The Knox County Public Library is currently in the midst of its annual Summer Reading Program. This year’s program is called “Tails and Tales.” The purpose of summer reading is to keep students’ reading skills sharp during the summer break. Summer Reading in Vincennes is a tradition that goes back to 1928, when the program was initiated locally by then head librarian Jane Kitchell.
It was on July 20, 1927, that Miss Kitchell was appointed head librarian of what was then the Vincennes Public Library. Miss Doris McClure was appointed Children’s Librarian. The appointments were made by the Board of Education, the school board having auspices over the library at that time. Miss Kitchell had been employed at the library for more than 15 years, most of that time as assistant librarian. Upon assuming her new role, she stated that she would be undertaking several “new features” at the library.
One of those features was the first Summer Reading Program, originally called a “Summer Reading Course,” which kicked off in June 1928. Registration for the eight-week course took place on June 4 and 5, with a total of 300 children registering.
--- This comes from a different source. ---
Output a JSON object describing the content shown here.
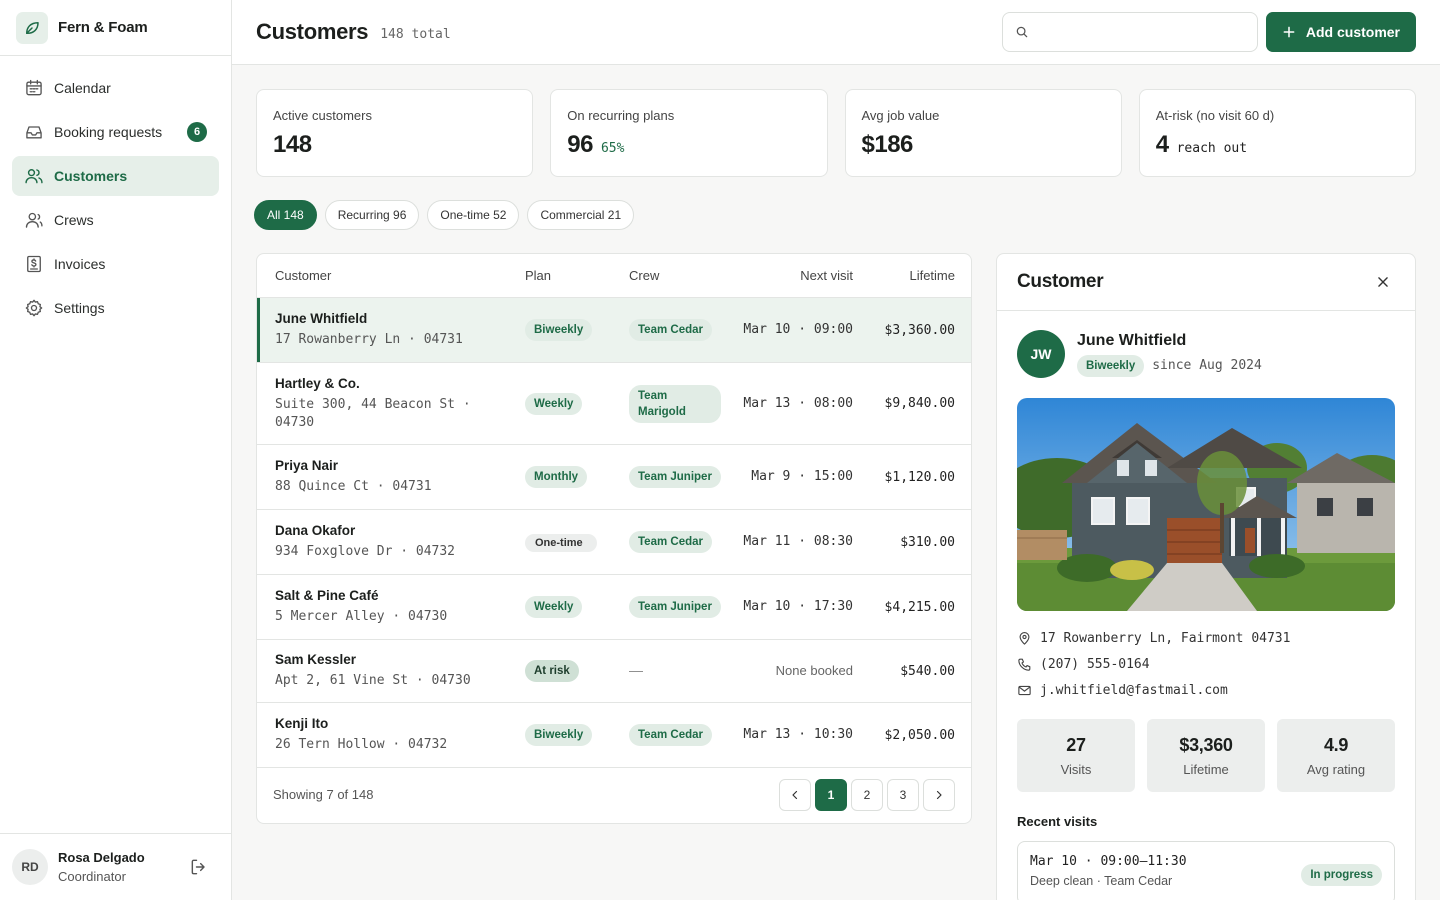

That year’s course had a travel theme, illustrating that when one read a book about some far-off place, one could in a sense, be transported to that place. Children could pick from four modes of travel, auto, boat, plane, or submarine and name their imaginary vehicle. Each week, the child who read the most books in various grade categories, got their name and the name of their vehicle written on a large blackboard. Children who read 10 books received a diploma and got a star on their diploma for each additional book read.
There were special programs, too. Laura (Mrs. Sam) Lyons spoke to the children about her travels overseas and Rose (Mrs. Leo) Schultheis gave a presentation about her trip to see the historic sites in the Eastern U.S.
More than 2,000 books were read, and 96 diplomas were handed out. George Gauer, of the George Rogers Clark School, was the top reader that summer. There was even cooperation with Vincennes schools, with the children getting credit on their next report card for the time they spent reading.
The course concluded on July 31 with a party at Harrison Park (now the site of the VU campus), with games, storytelling, refreshments and the awarding of diplomas.
In conjunction with the program, the library entered a float in the American Legion July 4th parade. The Knox County Lumber Company loaned a bright yellow flatbed truck for the reading course winners to ride on. Each child held a large oversize mock book, fashioned by Children’s Librarian McClure. The titles included the classics “Alice’s Adventures in Wonderland,” Robinson Crusoe,” “The Little Lame Prince,” and “Heidi.”
A second library float, unrelated to Summer Reading, featured the book “Alice of Old Vincennes,” with Alice stepping from the book’s pages.
The library garnered national publicity for their first Summer Reading Course.
As noted, Summer Reading continued from that time on. Some of the most ambitious programs were held in the 1930s and early 1940s under Kitchell, who was transferred to the North Branch in 1942. In 1938, the program climax even included a reenactment by the children of the famous 1810 Harrison-Tecumseh council at Grouseland, held on the lawn of the Harrison Mansion. Perhaps nothing could top the conclusion of 1941 Summer Reading called “Age of Chivalry,” when some 300 children, many dressed in costume, portrayed the era of King Arthur and His Knights of the Round Table at the Gregg Park band shell.
Brian Spangle can be reached at firstname.lastname@example.org. His latest book, “Hidden History of Vincennes & Knox County,” published last year by The History Press, is available for purchase at the Knox County Public Library and on Amazon.